Write the gpfdist Configuration

The gpfdist configuration is specified as a YAML 1.1 document. It specifies rules that gpfdist uses to select a Transform to apply when loading or extracting data.

This example gpfdist configuration contains the following items:

  • the config.yaml file defining TRANSFORMATIONS
  • the input_transform.sh wrapper script, referenced in the config.yaml file
  • the input_transform.stx joost transformation, called from input_transform.sh

Aside from the ordinary YAML rules, such as starting the document with three dashes (---), a gpfdist configuration must conform to the following restrictions:

  1. a VERSION setting must be present with the value
  2. a TRANSFORMATIONS setting must be present and contain one or more mappings.
  3. Each mapping in the TRANSFORMATION must contain:

    • a TYPE with the value ‘input’ or 'output’
    • a COMMAND indicating how the transform is run.
  4. Each mapping in the TRANSFORMATION can contain optional CONTENT, SAFE, and STDERR settings.

The following gpfdist configuration called config.YAML applies to the prices example. The initial indentation on each line is significant and reflects the hierarchical nature of the specification. The name prices_input in the following example will be referenced later when creating the table in SQL.

    TYPE:     input
    COMMAND:  /bin/bash input_transform.sh %filename%

The COMMAND setting uses a wrapper script called input_transform.sh with a %filename% placeholder. When gpfdist runs the prices_input transform, it invokes input_transform.sh with /bin/bash and replaces the %filename% placeholder with the path to the input file to transform. The wrapper script called input_transform.sh contains the logic to invoke the STX transformation and return the output.

If Joost is used, the Joost STX engine must be installed.

# input_transform.sh - sample input transformation, 
# demonstrating use of Java and Joost STX to convert XML into
# text to load into HAWQ.
# java arguments:
#   -jar joost.jar         joost STX engine
#   -nodecl                  don't generate a <?xml?> declaration
#   $1                        filename to process
#   input_transform.stx    the STX transformation
# the AWK step eliminates a blank line joost emits at the end
java \
    -jar joost.jar \
    -nodecl \
    $1 \
    input_transform.stx \
 | awk 'NF>0

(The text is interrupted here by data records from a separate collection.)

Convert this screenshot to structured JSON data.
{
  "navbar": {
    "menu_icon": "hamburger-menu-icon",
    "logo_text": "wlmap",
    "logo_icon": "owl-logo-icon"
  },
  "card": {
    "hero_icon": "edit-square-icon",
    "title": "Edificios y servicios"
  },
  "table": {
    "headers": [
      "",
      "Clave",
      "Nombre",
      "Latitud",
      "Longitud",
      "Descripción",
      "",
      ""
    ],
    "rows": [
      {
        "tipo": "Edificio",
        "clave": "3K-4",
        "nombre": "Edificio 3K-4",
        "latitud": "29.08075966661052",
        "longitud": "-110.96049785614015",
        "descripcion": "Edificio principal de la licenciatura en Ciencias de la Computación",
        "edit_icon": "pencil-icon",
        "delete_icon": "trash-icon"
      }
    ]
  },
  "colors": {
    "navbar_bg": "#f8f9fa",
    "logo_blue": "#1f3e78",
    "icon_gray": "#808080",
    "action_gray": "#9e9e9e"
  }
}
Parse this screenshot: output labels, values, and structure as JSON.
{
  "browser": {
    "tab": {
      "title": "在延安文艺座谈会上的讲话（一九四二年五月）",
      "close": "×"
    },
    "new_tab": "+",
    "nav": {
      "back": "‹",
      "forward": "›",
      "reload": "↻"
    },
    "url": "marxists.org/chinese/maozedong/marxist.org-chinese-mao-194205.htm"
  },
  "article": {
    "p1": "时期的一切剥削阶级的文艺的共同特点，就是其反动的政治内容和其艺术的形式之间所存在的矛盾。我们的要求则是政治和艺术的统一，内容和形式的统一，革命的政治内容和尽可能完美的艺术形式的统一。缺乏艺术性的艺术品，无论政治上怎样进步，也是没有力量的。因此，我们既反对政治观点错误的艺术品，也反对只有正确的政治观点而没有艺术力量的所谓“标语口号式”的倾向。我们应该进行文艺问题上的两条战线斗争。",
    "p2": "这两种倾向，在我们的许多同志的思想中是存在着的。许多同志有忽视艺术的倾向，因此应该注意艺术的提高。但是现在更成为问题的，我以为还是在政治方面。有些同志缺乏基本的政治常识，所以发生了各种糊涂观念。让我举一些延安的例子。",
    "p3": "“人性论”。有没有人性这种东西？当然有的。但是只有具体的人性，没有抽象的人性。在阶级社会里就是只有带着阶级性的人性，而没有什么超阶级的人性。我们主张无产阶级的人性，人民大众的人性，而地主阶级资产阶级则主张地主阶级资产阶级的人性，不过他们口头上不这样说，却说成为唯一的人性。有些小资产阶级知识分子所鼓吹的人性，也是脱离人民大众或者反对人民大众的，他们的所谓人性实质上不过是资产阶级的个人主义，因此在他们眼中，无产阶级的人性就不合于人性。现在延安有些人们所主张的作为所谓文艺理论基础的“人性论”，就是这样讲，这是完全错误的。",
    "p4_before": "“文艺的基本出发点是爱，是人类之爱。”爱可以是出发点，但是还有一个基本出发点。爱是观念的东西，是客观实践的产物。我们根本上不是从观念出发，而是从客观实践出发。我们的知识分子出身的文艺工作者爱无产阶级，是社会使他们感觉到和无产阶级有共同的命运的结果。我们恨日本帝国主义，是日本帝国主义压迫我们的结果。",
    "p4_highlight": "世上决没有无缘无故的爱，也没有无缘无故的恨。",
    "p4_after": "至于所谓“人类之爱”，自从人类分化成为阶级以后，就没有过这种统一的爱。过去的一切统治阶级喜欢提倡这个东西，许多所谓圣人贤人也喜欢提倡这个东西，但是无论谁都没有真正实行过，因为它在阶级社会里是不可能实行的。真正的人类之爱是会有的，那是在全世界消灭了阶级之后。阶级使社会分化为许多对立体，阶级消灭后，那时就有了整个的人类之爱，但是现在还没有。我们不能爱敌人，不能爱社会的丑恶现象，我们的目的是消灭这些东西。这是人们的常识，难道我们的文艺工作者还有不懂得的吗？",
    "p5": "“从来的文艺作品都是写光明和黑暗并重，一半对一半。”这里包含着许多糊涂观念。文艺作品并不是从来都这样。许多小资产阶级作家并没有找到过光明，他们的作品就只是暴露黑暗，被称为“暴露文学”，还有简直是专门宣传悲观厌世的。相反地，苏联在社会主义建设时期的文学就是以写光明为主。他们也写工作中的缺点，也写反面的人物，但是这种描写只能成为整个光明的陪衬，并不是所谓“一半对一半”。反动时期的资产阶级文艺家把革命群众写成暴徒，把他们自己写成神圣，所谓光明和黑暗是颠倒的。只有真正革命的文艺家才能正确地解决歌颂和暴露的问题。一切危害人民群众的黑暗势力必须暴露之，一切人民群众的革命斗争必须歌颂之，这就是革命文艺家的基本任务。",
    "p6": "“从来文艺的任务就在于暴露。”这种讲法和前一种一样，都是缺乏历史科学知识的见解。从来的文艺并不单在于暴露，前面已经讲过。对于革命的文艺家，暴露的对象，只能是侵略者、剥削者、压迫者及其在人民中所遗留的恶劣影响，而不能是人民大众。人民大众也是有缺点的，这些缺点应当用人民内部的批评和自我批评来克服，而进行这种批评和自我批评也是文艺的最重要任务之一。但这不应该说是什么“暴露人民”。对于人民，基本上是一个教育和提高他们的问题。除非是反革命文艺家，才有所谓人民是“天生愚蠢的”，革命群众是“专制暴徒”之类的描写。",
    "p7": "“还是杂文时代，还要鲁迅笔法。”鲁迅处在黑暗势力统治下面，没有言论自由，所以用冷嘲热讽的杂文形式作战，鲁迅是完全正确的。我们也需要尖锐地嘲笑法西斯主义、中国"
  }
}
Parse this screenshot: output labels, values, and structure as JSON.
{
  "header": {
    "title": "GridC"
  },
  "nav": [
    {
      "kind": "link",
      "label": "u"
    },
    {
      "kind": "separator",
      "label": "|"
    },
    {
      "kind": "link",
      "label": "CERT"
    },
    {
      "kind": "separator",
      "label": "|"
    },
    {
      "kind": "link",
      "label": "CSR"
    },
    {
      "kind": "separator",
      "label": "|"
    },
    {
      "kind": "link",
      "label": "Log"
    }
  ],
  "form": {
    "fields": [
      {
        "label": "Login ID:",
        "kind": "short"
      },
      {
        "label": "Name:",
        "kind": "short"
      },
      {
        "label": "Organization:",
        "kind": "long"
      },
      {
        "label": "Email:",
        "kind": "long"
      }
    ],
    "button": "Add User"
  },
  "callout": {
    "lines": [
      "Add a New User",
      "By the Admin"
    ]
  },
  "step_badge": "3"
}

The input_transform.sh file uses the Joost STX engine with the AWK interpreter. The following diagram shows the process flow as gpfdist runs the transformation.